The first part was relentlessly exciting, it had no mercy for its characters and relationships, and created a dark atmosphere akin to that in the original. However, from then on, it becomes an overly Hollywood-ified blockbuster that begins to completely disregard its main characters, and focusses entirely on a totally over the top, large-scale action story.
Not to say that the action wasn’t good when it popped up every now and then, with brilliant visual effects and chaos being shown, however when it got to the final fight scene, the only significant one throughout, it became quite long-winded and repetitive, which bored me even then.
But probably the worst thing about this film is the lack of Godzilla. When you watch a film called ‘Godzilla’, you expect to see a lot of Godzilla, and although the tease of Godzilla in the first stages is a common theme in the Toho films, but here, you have to wait a full hour before you get the first glimpse of the beast for about 5 seconds, and then another 45 minutes until he becomes a principal part of the movie.
Instead of Godzilla, though, there are various other enemies that the humans must battle, but I felt they were unoriginal and boring to watch, unlike the classic reptile, meaning that this film had a similar fate to Godzilla 2000, where, somehow, Godzilla becomes the good guy in the story in defending Earth against the baddies, which was seriously disappointing to see.
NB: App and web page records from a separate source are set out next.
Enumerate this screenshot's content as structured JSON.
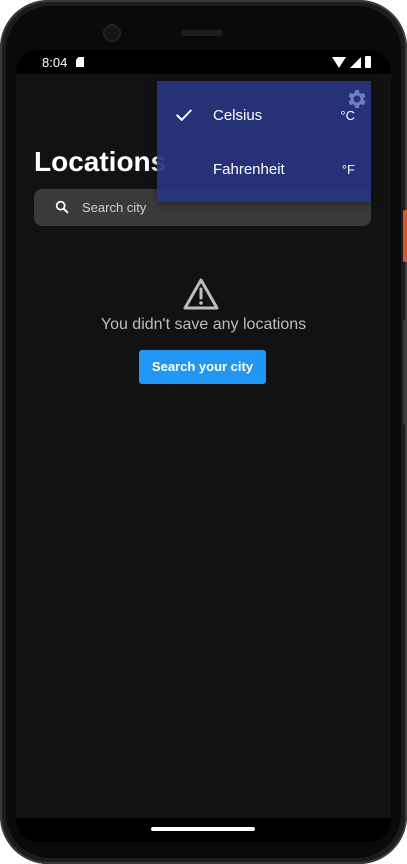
{
  "status_bar": {
    "time": "8:04"
  },
  "header": {
    "title": "Locations"
  },
  "search": {
    "placeholder": "Search city"
  },
  "empty_state": {
    "message": "You didn't save any locations",
    "button_label": "Search your city",
    "icon": "warning-triangle-icon"
  },
  "unit_menu": {
    "items": [
      {
        "label": "Celsius",
        "unit": "°C",
        "selected": true
      },
      {
        "label": "Fahrenheit",
        "unit": "°F",
        "selected": false
      }
    ]
  },
  "colors": {
    "background": "#121212",
    "accent": "#2196f3",
    "menu_background": "#293480"
  }
}
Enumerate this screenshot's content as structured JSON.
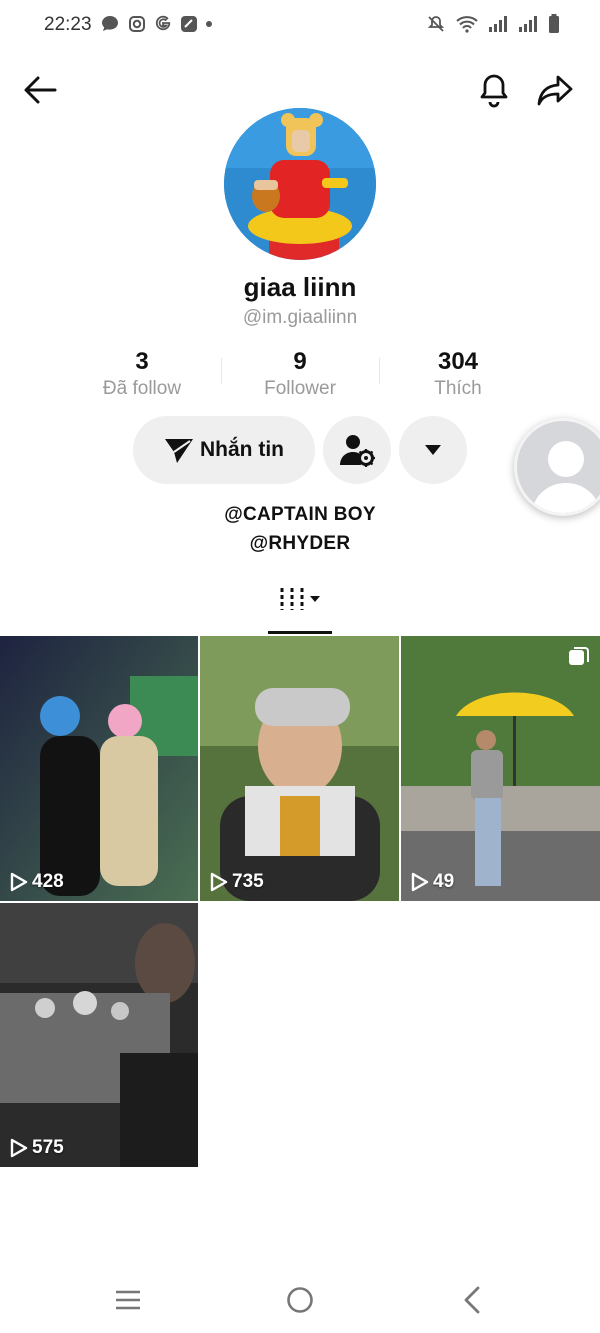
{
  "status": {
    "time": "22:23",
    "left_icons": [
      "message-icon",
      "instagram-icon",
      "google-icon",
      "app-icon",
      "dot-icon"
    ],
    "right_icons": [
      "mute-icon",
      "wifi-icon",
      "signal-icon",
      "signal-icon",
      "battery-icon"
    ]
  },
  "header": {
    "back_icon": "arrow-left-icon",
    "bell_icon": "bell-icon",
    "share_icon": "share-icon"
  },
  "profile": {
    "display_name": "giaa liinn",
    "username": "@im.giaaliinn",
    "stats": [
      {
        "value": "3",
        "label": "Đã follow"
      },
      {
        "value": "9",
        "label": "Follower"
      },
      {
        "value": "304",
        "label": "Thích"
      }
    ],
    "message_label": "Nhắn tin",
    "bio": [
      "@CAPTAIN BOY",
      "@RHYDER"
    ]
  },
  "videos": [
    {
      "views": "428",
      "colors": [
        "#2b2f4a",
        "#4a7ea8",
        "#1a1a1a"
      ]
    },
    {
      "views": "735",
      "colors": [
        "#4d6b3a",
        "#7a9a5a",
        "#2a2a2a"
      ]
    },
    {
      "views": "49",
      "colors": [
        "#3e6a2e",
        "#d9c12b",
        "#7a7a7a"
      ]
    },
    {
      "views": "575",
      "colors": [
        "#2a2a2a",
        "#555555",
        "#777777"
      ]
    }
  ],
  "navbar_icons": [
    "menu-icon",
    "home-circle-icon",
    "back-chevron-icon"
  ]
}
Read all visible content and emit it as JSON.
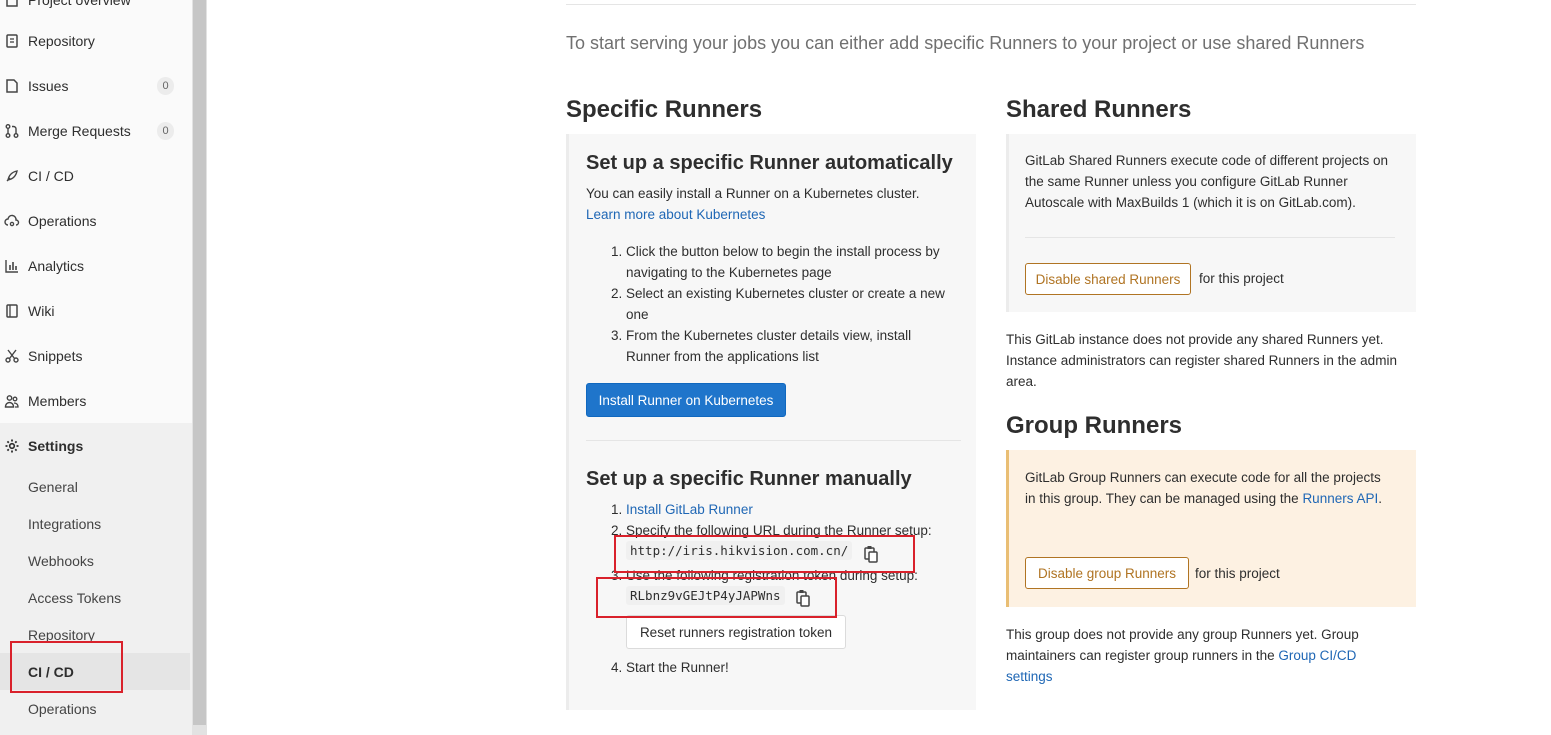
{
  "sidebar": {
    "top_partial_label": "Project overview",
    "items": [
      {
        "label": "Repository",
        "icon": "book-icon"
      },
      {
        "label": "Issues",
        "icon": "issues-icon",
        "count": "0"
      },
      {
        "label": "Merge Requests",
        "icon": "merge-request-icon",
        "count": "0"
      },
      {
        "label": "CI / CD",
        "icon": "rocket-icon"
      },
      {
        "label": "Operations",
        "icon": "cloud-gear-icon"
      },
      {
        "label": "Analytics",
        "icon": "chart-icon"
      },
      {
        "label": "Wiki",
        "icon": "book-icon"
      },
      {
        "label": "Snippets",
        "icon": "scissors-icon"
      },
      {
        "label": "Members",
        "icon": "users-icon"
      }
    ],
    "settings": {
      "label": "Settings",
      "icon": "gear-icon",
      "sub_items": [
        "General",
        "Integrations",
        "Webhooks",
        "Access Tokens",
        "Repository",
        "CI / CD",
        "Operations"
      ],
      "active": "CI / CD"
    }
  },
  "main": {
    "intro": "To start serving your jobs you can either add specific Runners to your project or use shared Runners",
    "specific": {
      "title": "Specific Runners",
      "auto": {
        "title": "Set up a specific Runner automatically",
        "desc": "You can easily install a Runner on a Kubernetes cluster.",
        "link": "Learn more about Kubernetes",
        "steps": [
          [
            "Click the button below to begin the install process by",
            "navigating to the Kubernetes page"
          ],
          [
            "Select an existing Kubernetes cluster or create a new",
            "one"
          ],
          [
            "From the Kubernetes cluster details view, install",
            "Runner from the applications list"
          ]
        ],
        "button": "Install Runner on Kubernetes"
      },
      "manual": {
        "title": "Set up a specific Runner manually",
        "step1_link": "Install GitLab Runner",
        "step2_text": "Specify the following URL during the Runner setup:",
        "url": "http://iris.hikvision.com.cn/",
        "step3_text": "Use the following registration token during setup:",
        "token": "RLbnz9vGEJtP4yJAPWns",
        "reset_button": "Reset runners registration token",
        "step4_text": "Start the Runner!"
      }
    },
    "shared": {
      "title": "Shared Runners",
      "desc_lines": [
        "GitLab Shared Runners execute code of different projects on",
        "the same Runner unless you configure GitLab Runner",
        "Autoscale with MaxBuilds 1 (which it is on GitLab.com)."
      ],
      "button": "Disable shared Runners",
      "suffix": "for this project",
      "note_lines": [
        "This GitLab instance does not provide any shared Runners yet.",
        "Instance administrators can register shared Runners in the admin",
        "area."
      ]
    },
    "group": {
      "title": "Group Runners",
      "desc_line1": "GitLab Group Runners can execute code for all the projects",
      "desc_line2": "in this group. They can be managed using the ",
      "desc_link": "Runners API",
      "desc_end": ".",
      "button": "Disable group Runners",
      "suffix": "for this project",
      "note_line1": "This group does not provide any group Runners yet. Group",
      "note_line2": "maintainers can register group runners in the ",
      "note_link1": "Group CI/CD",
      "note_link2": "settings"
    }
  },
  "colors": {
    "primary": "#1f75cb",
    "warning": "#b07423",
    "highlight": "#d9212b",
    "group_bg": "#fdf1e2",
    "group_border": "#e9be74"
  }
}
Beyond that, little else happened in the other parts of the film. There were goings-on that were made to appear important, but with little explanation, it was almost impossible to understand what was actually going on, especially when all you’re focussed on is waiting for Godzilla to turn up, so because of that, amongst other problems, this gets a 6.4.